• **Required action**
Please print each record below exactly as it is written.

(Input for this task Opens)

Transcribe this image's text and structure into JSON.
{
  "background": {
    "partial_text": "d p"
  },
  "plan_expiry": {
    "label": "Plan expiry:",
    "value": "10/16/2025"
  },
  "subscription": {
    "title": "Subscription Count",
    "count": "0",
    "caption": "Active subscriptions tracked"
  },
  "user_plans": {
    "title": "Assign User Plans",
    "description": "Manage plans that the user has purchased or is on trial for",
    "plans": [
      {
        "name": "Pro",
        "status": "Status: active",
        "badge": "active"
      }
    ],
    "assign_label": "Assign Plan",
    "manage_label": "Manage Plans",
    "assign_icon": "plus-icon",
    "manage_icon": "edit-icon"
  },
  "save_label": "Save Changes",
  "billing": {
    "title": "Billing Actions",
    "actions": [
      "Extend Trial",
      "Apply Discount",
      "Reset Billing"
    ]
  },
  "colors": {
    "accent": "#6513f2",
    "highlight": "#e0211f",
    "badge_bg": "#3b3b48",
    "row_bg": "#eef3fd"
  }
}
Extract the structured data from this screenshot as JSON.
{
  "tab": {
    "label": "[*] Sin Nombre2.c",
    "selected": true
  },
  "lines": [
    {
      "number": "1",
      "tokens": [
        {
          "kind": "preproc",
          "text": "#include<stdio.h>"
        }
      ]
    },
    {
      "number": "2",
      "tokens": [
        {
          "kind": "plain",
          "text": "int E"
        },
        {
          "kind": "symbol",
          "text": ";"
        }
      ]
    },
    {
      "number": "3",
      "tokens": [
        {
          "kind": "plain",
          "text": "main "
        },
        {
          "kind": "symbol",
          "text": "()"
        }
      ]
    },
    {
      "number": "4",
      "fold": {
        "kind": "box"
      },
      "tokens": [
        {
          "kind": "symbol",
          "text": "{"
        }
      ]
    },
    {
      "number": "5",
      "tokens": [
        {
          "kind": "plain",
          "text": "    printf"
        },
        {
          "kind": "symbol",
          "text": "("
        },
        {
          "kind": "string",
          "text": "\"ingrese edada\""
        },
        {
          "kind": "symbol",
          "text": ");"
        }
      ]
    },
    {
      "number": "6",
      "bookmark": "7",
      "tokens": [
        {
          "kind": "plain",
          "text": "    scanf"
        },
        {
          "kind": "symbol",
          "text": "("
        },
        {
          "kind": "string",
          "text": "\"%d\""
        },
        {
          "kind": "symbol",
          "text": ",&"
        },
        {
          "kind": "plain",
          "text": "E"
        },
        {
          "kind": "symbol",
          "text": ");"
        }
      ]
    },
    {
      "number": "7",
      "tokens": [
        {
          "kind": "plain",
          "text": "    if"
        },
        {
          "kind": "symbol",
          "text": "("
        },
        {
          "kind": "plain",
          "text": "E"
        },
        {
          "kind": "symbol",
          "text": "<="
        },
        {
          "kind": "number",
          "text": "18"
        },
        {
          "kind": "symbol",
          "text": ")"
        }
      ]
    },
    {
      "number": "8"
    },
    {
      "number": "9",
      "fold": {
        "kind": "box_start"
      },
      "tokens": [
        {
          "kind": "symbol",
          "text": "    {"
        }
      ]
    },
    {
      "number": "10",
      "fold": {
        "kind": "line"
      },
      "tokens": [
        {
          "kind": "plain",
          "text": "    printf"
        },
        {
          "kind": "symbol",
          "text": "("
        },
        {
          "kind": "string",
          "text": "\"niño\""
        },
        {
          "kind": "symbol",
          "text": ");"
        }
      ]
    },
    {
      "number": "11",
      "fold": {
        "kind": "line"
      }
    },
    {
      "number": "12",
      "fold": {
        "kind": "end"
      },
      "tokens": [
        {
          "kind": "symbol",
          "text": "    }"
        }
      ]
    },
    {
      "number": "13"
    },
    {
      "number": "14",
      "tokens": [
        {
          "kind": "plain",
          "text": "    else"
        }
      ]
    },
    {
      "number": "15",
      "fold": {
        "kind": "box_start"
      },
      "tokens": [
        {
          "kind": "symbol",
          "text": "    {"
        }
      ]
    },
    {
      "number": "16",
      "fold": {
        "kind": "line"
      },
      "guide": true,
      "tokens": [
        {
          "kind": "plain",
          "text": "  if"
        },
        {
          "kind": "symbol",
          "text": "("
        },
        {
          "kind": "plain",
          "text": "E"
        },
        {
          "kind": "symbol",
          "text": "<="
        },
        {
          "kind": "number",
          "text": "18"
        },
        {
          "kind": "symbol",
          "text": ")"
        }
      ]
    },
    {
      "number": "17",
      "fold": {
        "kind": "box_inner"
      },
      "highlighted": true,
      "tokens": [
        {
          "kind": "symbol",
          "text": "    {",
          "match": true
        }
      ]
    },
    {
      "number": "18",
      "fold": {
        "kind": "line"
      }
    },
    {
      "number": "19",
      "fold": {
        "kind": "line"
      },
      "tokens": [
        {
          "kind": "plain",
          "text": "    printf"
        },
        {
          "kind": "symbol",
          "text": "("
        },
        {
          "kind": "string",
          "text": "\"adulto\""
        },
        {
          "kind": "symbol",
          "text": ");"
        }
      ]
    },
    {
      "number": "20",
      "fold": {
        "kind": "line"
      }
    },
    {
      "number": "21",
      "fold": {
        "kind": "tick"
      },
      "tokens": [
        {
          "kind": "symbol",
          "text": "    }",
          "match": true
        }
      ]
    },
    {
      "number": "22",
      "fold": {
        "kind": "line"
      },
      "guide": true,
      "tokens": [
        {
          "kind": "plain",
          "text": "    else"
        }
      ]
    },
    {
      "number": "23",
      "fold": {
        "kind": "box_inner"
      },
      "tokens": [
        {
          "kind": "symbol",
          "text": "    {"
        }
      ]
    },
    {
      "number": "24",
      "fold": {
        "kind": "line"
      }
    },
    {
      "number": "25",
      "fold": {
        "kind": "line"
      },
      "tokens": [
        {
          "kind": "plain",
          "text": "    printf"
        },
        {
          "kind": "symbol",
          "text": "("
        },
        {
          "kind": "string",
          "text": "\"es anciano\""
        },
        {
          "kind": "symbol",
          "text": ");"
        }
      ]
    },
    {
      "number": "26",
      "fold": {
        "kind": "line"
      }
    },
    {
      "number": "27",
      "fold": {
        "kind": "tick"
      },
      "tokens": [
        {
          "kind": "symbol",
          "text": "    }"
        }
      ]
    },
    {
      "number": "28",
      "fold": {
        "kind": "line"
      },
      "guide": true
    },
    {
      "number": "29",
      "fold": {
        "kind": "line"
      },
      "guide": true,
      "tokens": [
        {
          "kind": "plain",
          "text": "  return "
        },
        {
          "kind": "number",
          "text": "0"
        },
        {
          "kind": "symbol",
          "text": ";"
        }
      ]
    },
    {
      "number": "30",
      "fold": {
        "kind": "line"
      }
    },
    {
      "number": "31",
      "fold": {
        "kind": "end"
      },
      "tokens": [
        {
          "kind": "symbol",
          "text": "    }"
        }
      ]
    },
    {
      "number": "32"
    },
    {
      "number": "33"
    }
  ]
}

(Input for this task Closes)

• **Task output**
Transcribe this image's text and structure into JSON.
{
  "background": {
    "partial_text": "d p"
  },
  "plan_expiry": {
    "label": "Plan expiry:",
    "value": "10/16/2025"
  },
  "subscription": {
    "title": "Subscription Count",
    "count": "0",
    "caption": "Active subscriptions tracked"
  },
  "user_plans": {
    "title": "Assign User Plans",
    "description": "Manage plans that the user has purchased or is on trial for",
    "plans": [
      {
        "name": "Pro",
        "status": "Status: active",
        "badge": "active"
      }
    ],
    "assign_label": "Assign Plan",
    "manage_label": "Manage Plans",
    "assign_icon": "plus-icon",
    "manage_icon": "edit-icon"
  },
  "save_label": "Save Changes",
  "billing": {
    "title": "Billing Actions",
    "actions": [
      "Extend Trial",
      "Apply Discount",
      "Reset Billing"
    ]
  },
  "colors": {
    "accent": "#6513f2",
    "highlight": "#e0211f",
    "badge_bg": "#3b3b48",
    "row_bg": "#eef3fd"
  }
}
Extract the structured data from this screenshot as JSON.
{
  "tab": {
    "label": "[*] Sin Nombre2.c",
    "selected": true
  },
  "lines": [
    {
      "number": "1",
      "tokens": [
        {
          "kind": "preproc",
          "text": "#include<stdio.h>"
        }
      ]
    },
    {
      "number": "2",
      "tokens": [
        {
          "kind": "plain",
          "text": "int E"
        },
        {
          "kind": "symbol",
          "text": ";"
        }
      ]
    },
    {
      "number": "3",
      "tokens": [
        {
          "kind": "plain",
          "text": "main "
        },
        {
          "kind": "symbol",
          "text": "()"
        }
      ]
    },
    {
      "number": "4",
      "fold": {
        "kind": "box"
      },
      "tokens": [
        {
          "kind": "symbol",
          "text": "{"
        }
      ]
    },
    {
      "number": "5",
      "tokens": [
        {
          "kind": "plain",
          "text": "    printf"
        },
        {
          "kind": "symbol",
          "text": "("
        },
        {
          "kind": "string",
          "text": "\"ingrese edada\""
        },
        {
          "kind": "symbol",
          "text": ");"
        }
      ]
    },
    {
      "number": "6",
      "bookmark": "7",
      "tokens": [
        {
          "kind": "plain",
          "text": "    scanf"
        },
        {
          "kind": "symbol",
          "text": "("
        },
        {
          "kind": "string",
          "text": "\"%d\""
        },
        {
          "kind": "symbol",
          "text": ",&"
        },
        {
          "kind": "plain",
          "text": "E"
        },
        {
          "kind": "symbol",
          "text": ");"
        }
      ]
    },
    {
      "number": "7",
      "tokens": [
        {
          "kind": "plain",
          "text": "    if"
        },
        {
          "kind": "symbol",
          "text": "("
        },
        {
          "kind": "plain",
          "text": "E"
        },
        {
          "kind": "symbol",
          "text": "<="
        },
        {
          "kind": "number",
          "text": "18"
        },
        {
          "kind": "symbol",
          "text": ")"
        }
      ]
    },
    {
      "number": "8"
    },
    {
      "number": "9",
      "fold": {
        "kind": "box_start"
      },
      "tokens": [
        {
          "kind": "symbol",
          "text": "    {"
        }
      ]
    },
    {
      "number": "10",
      "fold": {
        "kind": "line"
      },
      "tokens": [
        {
          "kind": "plain",
          "text": "    printf"
        },
        {
          "kind": "symbol",
          "text": "("
        },
        {
          "kind": "string",
          "text": "\"niño\""
        },
        {
          "kind": "symbol",
          "text": ");"
        }
      ]
    },
    {
      "number": "11",
      "fold": {
        "kind": "line"
      }
    },
    {
      "number": "12",
      "fold": {
        "kind": "end"
      },
      "tokens": [
        {
          "kind": "symbol",
          "text": "    }"
        }
      ]
    },
    {
      "number": "13"
    },
    {
      "number": "14",
      "tokens": [
        {
          "kind": "plain",
          "text": "    else"
        }
      ]
    },
    {
      "number": "15",
      "fold": {
        "kind": "box_start"
      },
      "tokens": [
        {
          "kind": "symbol",
          "text": "    {"
        }
      ]
    },
    {
      "number": "16",
      "fold": {
        "kind": "line"
      },
      "guide": true,
      "tokens": [
        {
          "kind": "plain",
          "text": "  if"
        },
        {
          "kind": "symbol",
          "text": "("
        },
        {
          "kind": "plain",
          "text": "E"
        },
        {
          "kind": "symbol",
          "text": "<="
        },
        {
          "kind": "number",
          "text": "18"
        },
        {
          "kind": "symbol",
          "text": ")"
        }
      ]
    },
    {
      "number": "17",
      "fold": {
        "kind": "box_inner"
      },
      "highlighted": true,
      "tokens": [
        {
          "kind": "symbol",
          "text": "    {",
          "match": true
        }
      ]
    },
    {
      "number": "18",
      "fold": {
        "kind": "line"
      }
    },
    {
      "number": "19",
      "fold": {
        "kind": "line"
      },
      "tokens": [
        {
          "kind": "plain",
          "text": "    printf"
        },
        {
          "kind": "symbol",
          "text": "("
        },
        {
          "kind": "string",
          "text": "\"adulto\""
        },
        {
          "kind": "symbol",
          "text": ");"
        }
      ]
    },
    {
      "number": "20",
      "fold": {
        "kind": "line"
      }
    },
    {
      "number": "21",
      "fold": {
        "kind": "tick"
      },
      "tokens": [
        {
          "kind": "symbol",
          "text": "    }",
          "match": true
        }
      ]
    },
    {
      "number": "22",
      "fold": {
        "kind": "line"
      },
      "guide": true,
      "tokens": [
        {
          "kind": "plain",
          "text": "    else"
        }
      ]
    },
    {
      "number": "23",
      "fold": {
        "kind": "box_inner"
      },
      "tokens": [
        {
          "kind": "symbol",
          "text": "    {"
        }
      ]
    },
    {
      "number": "24",
      "fold": {
        "kind": "line"
      }
    },
    {
      "number": "25",
      "fold": {
        "kind": "line"
      },
      "tokens": [
        {
          "kind": "plain",
          "text": "    printf"
        },
        {
          "kind": "symbol",
          "text": "("
        },
        {
          "kind": "string",
          "text": "\"es anciano\""
        },
        {
          "kind": "symbol",
          "text": ");"
        }
      ]
    },
    {
      "number": "26",
      "fold": {
        "kind": "line"
      }
    },
    {
      "number": "27",
      "fold": {
        "kind": "tick"
      },
      "tokens": [
        {
          "kind": "symbol",
          "text": "    }"
        }
      ]
    },
    {
      "number": "28",
      "fold": {
        "kind": "line"
      },
      "guide": true
    },
    {
      "number": "29",
      "fold": {
        "kind": "line"
      },
      "guide": true,
      "tokens": [
        {
          "kind": "plain",
          "text": "  return "
        },
        {
          "kind": "number",
          "text": "0"
        },
        {
          "kind": "symbol",
          "text": ";"
        }
      ]
    },
    {
      "number": "30",
      "fold": {
        "kind": "line"
      }
    },
    {
      "number": "31",
      "fold": {
        "kind": "end"
      },
      "tokens": [
        {
          "kind": "symbol",
          "text": "    }"
        }
      ]
    },
    {
      "number": "32"
    },
    {
      "number": "33"
    }
  ]
}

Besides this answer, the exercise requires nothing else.